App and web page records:
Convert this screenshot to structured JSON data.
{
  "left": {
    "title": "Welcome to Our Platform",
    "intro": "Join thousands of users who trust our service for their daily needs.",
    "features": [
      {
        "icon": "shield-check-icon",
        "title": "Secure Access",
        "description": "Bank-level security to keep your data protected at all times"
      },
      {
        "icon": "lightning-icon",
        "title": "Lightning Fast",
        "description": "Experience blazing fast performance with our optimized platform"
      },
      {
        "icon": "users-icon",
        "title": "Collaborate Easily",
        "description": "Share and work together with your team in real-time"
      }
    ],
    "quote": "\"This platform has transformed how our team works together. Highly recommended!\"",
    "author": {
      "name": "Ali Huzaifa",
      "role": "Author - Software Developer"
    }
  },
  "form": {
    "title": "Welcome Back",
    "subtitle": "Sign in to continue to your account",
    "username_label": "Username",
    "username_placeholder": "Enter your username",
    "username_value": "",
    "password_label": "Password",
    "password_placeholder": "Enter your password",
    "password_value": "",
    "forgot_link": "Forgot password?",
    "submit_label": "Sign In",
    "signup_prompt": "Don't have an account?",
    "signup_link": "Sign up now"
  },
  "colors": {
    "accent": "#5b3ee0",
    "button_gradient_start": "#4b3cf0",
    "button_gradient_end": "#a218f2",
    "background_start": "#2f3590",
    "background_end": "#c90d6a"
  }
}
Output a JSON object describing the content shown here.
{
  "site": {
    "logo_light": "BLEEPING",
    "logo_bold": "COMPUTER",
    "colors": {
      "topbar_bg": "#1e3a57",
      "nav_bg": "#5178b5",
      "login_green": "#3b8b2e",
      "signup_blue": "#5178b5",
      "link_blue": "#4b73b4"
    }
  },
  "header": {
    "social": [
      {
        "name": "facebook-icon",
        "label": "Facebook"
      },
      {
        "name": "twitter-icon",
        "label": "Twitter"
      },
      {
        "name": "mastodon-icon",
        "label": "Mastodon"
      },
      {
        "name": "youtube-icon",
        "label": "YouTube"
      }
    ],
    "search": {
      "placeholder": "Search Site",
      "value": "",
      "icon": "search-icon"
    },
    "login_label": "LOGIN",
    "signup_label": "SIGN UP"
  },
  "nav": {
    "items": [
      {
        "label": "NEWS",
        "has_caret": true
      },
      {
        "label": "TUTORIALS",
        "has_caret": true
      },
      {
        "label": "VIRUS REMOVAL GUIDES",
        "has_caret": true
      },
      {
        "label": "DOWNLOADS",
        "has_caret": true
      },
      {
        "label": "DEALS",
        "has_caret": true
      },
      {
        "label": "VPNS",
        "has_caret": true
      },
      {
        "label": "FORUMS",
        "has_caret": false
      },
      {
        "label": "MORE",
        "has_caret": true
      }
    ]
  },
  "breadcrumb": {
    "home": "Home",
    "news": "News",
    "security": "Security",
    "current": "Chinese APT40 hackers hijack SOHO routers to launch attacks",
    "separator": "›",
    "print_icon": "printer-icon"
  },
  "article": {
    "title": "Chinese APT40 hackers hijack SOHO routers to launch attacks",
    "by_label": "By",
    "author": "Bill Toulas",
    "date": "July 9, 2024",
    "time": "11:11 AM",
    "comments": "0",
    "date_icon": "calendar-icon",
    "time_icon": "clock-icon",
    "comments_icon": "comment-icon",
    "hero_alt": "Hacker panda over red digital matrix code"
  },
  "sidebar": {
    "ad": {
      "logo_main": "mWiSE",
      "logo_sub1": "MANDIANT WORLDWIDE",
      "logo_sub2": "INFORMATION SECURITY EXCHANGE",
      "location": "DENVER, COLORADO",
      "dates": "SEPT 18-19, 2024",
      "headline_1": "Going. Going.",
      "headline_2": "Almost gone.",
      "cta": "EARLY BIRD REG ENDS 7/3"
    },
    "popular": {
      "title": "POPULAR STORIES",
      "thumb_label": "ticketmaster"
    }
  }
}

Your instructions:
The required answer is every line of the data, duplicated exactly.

Response box:
Convert this screenshot to structured JSON data.
{
  "left": {
    "title": "Welcome to Our Platform",
    "intro": "Join thousands of users who trust our service for their daily needs.",
    "features": [
      {
        "icon": "shield-check-icon",
        "title": "Secure Access",
        "description": "Bank-level security to keep your data protected at all times"
      },
      {
        "icon": "lightning-icon",
        "title": "Lightning Fast",
        "description": "Experience blazing fast performance with our optimized platform"
      },
      {
        "icon": "users-icon",
        "title": "Collaborate Easily",
        "description": "Share and work together with your team in real-time"
      }
    ],
    "quote": "\"This platform has transformed how our team works together. Highly recommended!\"",
    "author": {
      "name": "Ali Huzaifa",
      "role": "Author - Software Developer"
    }
  },
  "form": {
    "title": "Welcome Back",
    "subtitle": "Sign in to continue to your account",
    "username_label": "Username",
    "username_placeholder": "Enter your username",
    "username_value": "",
    "password_label": "Password",
    "password_placeholder": "Enter your password",
    "password_value": "",
    "forgot_link": "Forgot password?",
    "submit_label": "Sign In",
    "signup_prompt": "Don't have an account?",
    "signup_link": "Sign up now"
  },
  "colors": {
    "accent": "#5b3ee0",
    "button_gradient_start": "#4b3cf0",
    "button_gradient_end": "#a218f2",
    "background_start": "#2f3590",
    "background_end": "#c90d6a"
  }
}
Output a JSON object describing the content shown here.
{
  "site": {
    "logo_light": "BLEEPING",
    "logo_bold": "COMPUTER",
    "colors": {
      "topbar_bg": "#1e3a57",
      "nav_bg": "#5178b5",
      "login_green": "#3b8b2e",
      "signup_blue": "#5178b5",
      "link_blue": "#4b73b4"
    }
  },
  "header": {
    "social": [
      {
        "name": "facebook-icon",
        "label": "Facebook"
      },
      {
        "name": "twitter-icon",
        "label": "Twitter"
      },
      {
        "name": "mastodon-icon",
        "label": "Mastodon"
      },
      {
        "name": "youtube-icon",
        "label": "YouTube"
      }
    ],
    "search": {
      "placeholder": "Search Site",
      "value": "",
      "icon": "search-icon"
    },
    "login_label": "LOGIN",
    "signup_label": "SIGN UP"
  },
  "nav": {
    "items": [
      {
        "label": "NEWS",
        "has_caret": true
      },
      {
        "label": "TUTORIALS",
        "has_caret": true
      },
      {
        "label": "VIRUS REMOVAL GUIDES",
        "has_caret": true
      },
      {
        "label": "DOWNLOADS",
        "has_caret": true
      },
      {
        "label": "DEALS",
        "has_caret": true
      },
      {
        "label": "VPNS",
        "has_caret": true
      },
      {
        "label": "FORUMS",
        "has_caret": false
      },
      {
        "label": "MORE",
        "has_caret": true
      }
    ]
  },
  "breadcrumb": {
    "home": "Home",
    "news": "News",
    "security": "Security",
    "current": "Chinese APT40 hackers hijack SOHO routers to launch attacks",
    "separator": "›",
    "print_icon": "printer-icon"
  },
  "article": {
    "title": "Chinese APT40 hackers hijack SOHO routers to launch attacks",
    "by_label": "By",
    "author": "Bill Toulas",
    "date": "July 9, 2024",
    "time": "11:11 AM",
    "comments": "0",
    "date_icon": "calendar-icon",
    "time_icon": "clock-icon",
    "comments_icon": "comment-icon",
    "hero_alt": "Hacker panda over red digital matrix code"
  },
  "sidebar": {
    "ad": {
      "logo_main": "mWiSE",
      "logo_sub1": "MANDIANT WORLDWIDE",
      "logo_sub2": "INFORMATION SECURITY EXCHANGE",
      "location": "DENVER, COLORADO",
      "dates": "SEPT 18-19, 2024",
      "headline_1": "Going. Going.",
      "headline_2": "Almost gone.",
      "cta": "EARLY BIRD REG ENDS 7/3"
    },
    "popular": {
      "title": "POPULAR STORIES",
      "thumb_label": "ticketmaster"
    }
  }
}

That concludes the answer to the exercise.